From Yew to You


Rev. Wally Yew


God's Second Chance

"If my people, who are called by my name, will humble themselves and pray and seek my face and turn from their wicked ways, then will I hear from heaven and will forgive their sin and will heal their land."[1]

I have known this verse for years and heard it quoted again and again, but I never really knew its context until recently. The background of this verse makes this promise even more meaningful. I am so excited that I can hardly wait to share it with you.

This promise was given to Solomon by Jehovah after Solomon had dedicated the temple which was accepted by God.

The temple is a symbol of the presence of God. It is a house of prayer, a place where people come to worship Him. It is the center around which people's lives revolve. It is the most important concrete structure that reminds people of God and points them to God.

The fact that the builder and the site of the temple were both intimately related to the sins of David took me by surprise.

Yes, it was Solomon, the product of an adulterous relationship between David and Bathsheba, wife of Uriah, who built the temple on the threshing floor of Araunah the Jebusite.[2]

God allowed the son of an adulterous relationship to build the temple!

When the prophet Nathan confronted David with his sins, David immediately confessed, "I have sinned against the Lord."[3] David was not a perfect man. He had his weaknesses. But he was "man" enough to confess his sins. He did not blame other people or other things for his sins.
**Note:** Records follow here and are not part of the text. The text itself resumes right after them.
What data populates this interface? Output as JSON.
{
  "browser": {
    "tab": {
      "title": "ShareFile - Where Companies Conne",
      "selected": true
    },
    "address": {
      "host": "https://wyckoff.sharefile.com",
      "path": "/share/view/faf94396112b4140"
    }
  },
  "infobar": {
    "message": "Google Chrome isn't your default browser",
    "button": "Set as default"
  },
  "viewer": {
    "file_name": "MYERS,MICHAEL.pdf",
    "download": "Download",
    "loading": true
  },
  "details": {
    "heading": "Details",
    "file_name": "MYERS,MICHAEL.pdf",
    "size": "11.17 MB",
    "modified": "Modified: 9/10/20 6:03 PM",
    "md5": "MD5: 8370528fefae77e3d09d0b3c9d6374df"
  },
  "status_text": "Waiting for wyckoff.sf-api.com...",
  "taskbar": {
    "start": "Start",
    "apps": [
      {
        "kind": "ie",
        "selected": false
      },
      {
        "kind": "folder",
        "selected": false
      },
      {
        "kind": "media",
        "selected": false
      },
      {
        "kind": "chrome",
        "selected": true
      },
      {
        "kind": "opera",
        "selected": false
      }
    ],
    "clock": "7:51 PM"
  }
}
He was prompt and sincere in his confession.

When David confessed the sins he had committed against Uriah and with Bathsheba, God forgave him. God does not keep records of past sins. He gives people a second chance. He even allowed David's son to assume the important task of building the temple.

Now that we know the builder had such an infamous background, what about the land? The land was purchased by David in the context of another major sin.

The Bible records David's two major sins in his life. The first one is his adulterous relationship with Bathsheba. The other is when he ordered a census of his fighting men to show how great a king he was.[4]

After the census was completed, David was conscience-stricken and he repented to God.[5] The Lord asked David through the prophet Gad to offer Him sacrifices at the threshing floor of Araunah the Jebusite as an atonement. In obedience David bought the land from Araunah and offered sacrifices there.

The builder and also the site of the temple were associated with David's two major sins. These were serious sins with serious consequences. Both resulted in the loss of human lives, including the lives of David's own sons.

But when God forgives, He forgives. When David was sincere in his repentance, God took him seriously. God allowed Solomon to be the builder and allowed the land that used to be owned by Araunah, to be the site of the temple. God is not ashamed to have His presence associated with the sins of David. He does not remember debts that are forgiven.

In our personal life and our church life, we are bound to make mistakes. We are bound to sin against God and against man. This is evident and inevitable.

It is up to each and every one of us to learn to genuinely confess our sins, to ask for forgiveness and to continue to serve the Lord.

It is also up to us to learn to forgive others of their mistakes and to give them a second chance.

May the building of God's temple teach us how to forgive others and how to give people a second chance.

"If my people, who are called by my name, will humble themselves and pray and seek my face and turn from their wicked ways, then will I hear from heaven and will forgive their sin and will heal their land."


  • [1] 2 Chronicles 7:14
  • [2] 2 Chronicles 3:1
  • [3] 2 Samuel 12:13
  • [4] 2 Samuel 24:1
  • [5] 2 Samuel 24:10
Signature of Rev. Yew.
(Article Link:
Reuse online please credit to Challenger, February 1998. CCMUSA.)